Schematic representation of vertical and horiz...

Schematic representation of vertical and horizontal integration in the automotive industry (Photo credit: Wikipedia)

I just read a fantastic article at Above The Crowd about the big three, Social, Mobile, Local. I’m not going to steal the whole thing because you should really go over and read it yourself but here are a couple good quotes.His premise is that because of a variety of factors including the common person’s usage of the smart phone that the local customer and hence the local busisness wins because they have access to websites like and Open Here are a few things that really stand out.

He says that young companies are hungry and look at “Deep Data” to provide the conusmer with rich data/information.

many young companies, taking a page out of the playbook of data-driven software-as-a-service companies, have created deep vertical integration within their spaces in order to drive traffic and enable services. By organizing small business owners, supplementary service providers, and customers on a single canonical set of data, these companies are not only providing new ways for customers to discover local businesses: they are creating new ways for local businesses to interact with customers. They are moving from “listing” services to “automation” services, a

Above The Crowd makes a great point when he says that the big guys aren’t always successful at penetrating the local market because they want to make the small business fit into their mold. That the big boys want a one size fits all (reminds me of the yellow pages in the old days just wanting to make lists – ATC addresses this issue as well). Here is a brief quote:

Going “deep” like this is a significant challenge for larger incumbents. The playbook requires a deep understanding of the industry, access to all the key content and its structure, a targeted and experienced sales structure, and a willingness to invest in a market that may seem “niche” to the broader service provider. You have to be willing to get your hands dirty. These large companies favor a horizontal, one-size-fits-all approach, offering a widget that all local companies would potentially use (such as virtual loyalty cards). But these lightweight offerings from the incumbents will fall well short of the “automation” features and functionality enabled by the innovators digging deeper into the vertical.

We’ve already seen a couple of recent examples of this with Google. In mortgages, Google launched a product but ultimately retreated, citing prioritization concerns and “taking a hard look at products that haven’t been as successful as we had hoped.” A seemingly simple category like mortgages proved difficult to nail within the overall Google strategic framework.
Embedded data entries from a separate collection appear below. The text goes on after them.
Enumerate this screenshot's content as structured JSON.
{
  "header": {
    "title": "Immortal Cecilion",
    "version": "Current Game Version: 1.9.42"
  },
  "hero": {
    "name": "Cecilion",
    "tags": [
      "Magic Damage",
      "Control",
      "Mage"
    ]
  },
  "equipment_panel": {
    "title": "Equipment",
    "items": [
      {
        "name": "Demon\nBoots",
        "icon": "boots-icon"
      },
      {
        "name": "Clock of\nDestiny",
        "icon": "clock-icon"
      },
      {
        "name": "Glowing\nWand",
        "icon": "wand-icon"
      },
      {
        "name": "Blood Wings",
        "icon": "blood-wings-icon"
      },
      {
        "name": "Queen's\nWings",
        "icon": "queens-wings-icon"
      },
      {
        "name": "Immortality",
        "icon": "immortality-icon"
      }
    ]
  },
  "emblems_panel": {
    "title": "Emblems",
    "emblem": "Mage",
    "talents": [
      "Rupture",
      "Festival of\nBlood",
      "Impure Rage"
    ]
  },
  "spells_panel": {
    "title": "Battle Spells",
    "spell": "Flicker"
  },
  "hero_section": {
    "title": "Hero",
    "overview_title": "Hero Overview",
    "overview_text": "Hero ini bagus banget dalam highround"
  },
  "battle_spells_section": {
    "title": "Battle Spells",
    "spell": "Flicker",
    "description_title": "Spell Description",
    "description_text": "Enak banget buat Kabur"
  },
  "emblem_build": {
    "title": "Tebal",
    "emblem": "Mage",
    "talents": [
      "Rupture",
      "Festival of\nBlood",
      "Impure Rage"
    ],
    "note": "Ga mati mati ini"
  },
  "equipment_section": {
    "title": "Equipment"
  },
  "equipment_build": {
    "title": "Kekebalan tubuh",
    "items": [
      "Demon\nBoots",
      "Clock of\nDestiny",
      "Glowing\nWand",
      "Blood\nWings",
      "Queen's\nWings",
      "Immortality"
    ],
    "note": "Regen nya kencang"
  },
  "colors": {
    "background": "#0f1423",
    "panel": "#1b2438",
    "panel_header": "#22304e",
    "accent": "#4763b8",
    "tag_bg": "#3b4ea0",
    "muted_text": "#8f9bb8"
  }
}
Likewise, in order to gain a foothold in travel — a space where deep verticals thrived for many years —Google ultimately realized they had to pay $700mm for ITA Software in order to acquire the vertical tools they needed to be successful.

Finally the Customer Wins!

Does this mean that it’s too late to get into the game? Are we at a game over moment within the Internet? I don’t think so. The customer wins but it’s not too late to get into the game. Some industries have moved quickly into integrating Social – Mobile – Local techniques but as you can see from the quote below the field is still wide open.

English: A business ideally is continually see...

A business ideally is continually seeking feedback from customers: are the products helpful? are their needs being met? Constructive criticism helps marketers adjust offerings to meet customer needs. Source of diagram: here (see public domain declaration at top). Questions: write me at my Wikipedia talk page (Photo credit: Wikipedia)

But the really exciting part is that we are still really early in this process of transformation away from listing/directory advertising to a local Internet.  By way of comparison, in the fourth quarter of 2011, Southwest Airlines reported that 86% of its revenue was booked online.  By comparison, only 12% of US restaurant reservations are booked online. Only 15% of dentists are connected to customers through services like DemandForce.  Only 3% of takeout orders are processed through online offerings like GrubHub. And less than 1% of realtors are premier agents on Zillow.

More then ever the need for good content is needed for the local consumer. Because services like Yelp, Zillow, Open Table are automated means that they can’t possibly address every need for every web site and every business. By maintaining your own website with your own information and using these other sites as feeders you can only be helping yourself. Your customers will still want to dig deeper and will still visit your website to see new menus items and specials, more photos of your products, more information that is specalized and can not fit or be placed on these automated sites. The truth is that one size does not fit all anymore! Be sure to visit Above The Crowd and the entire article and comment on his site.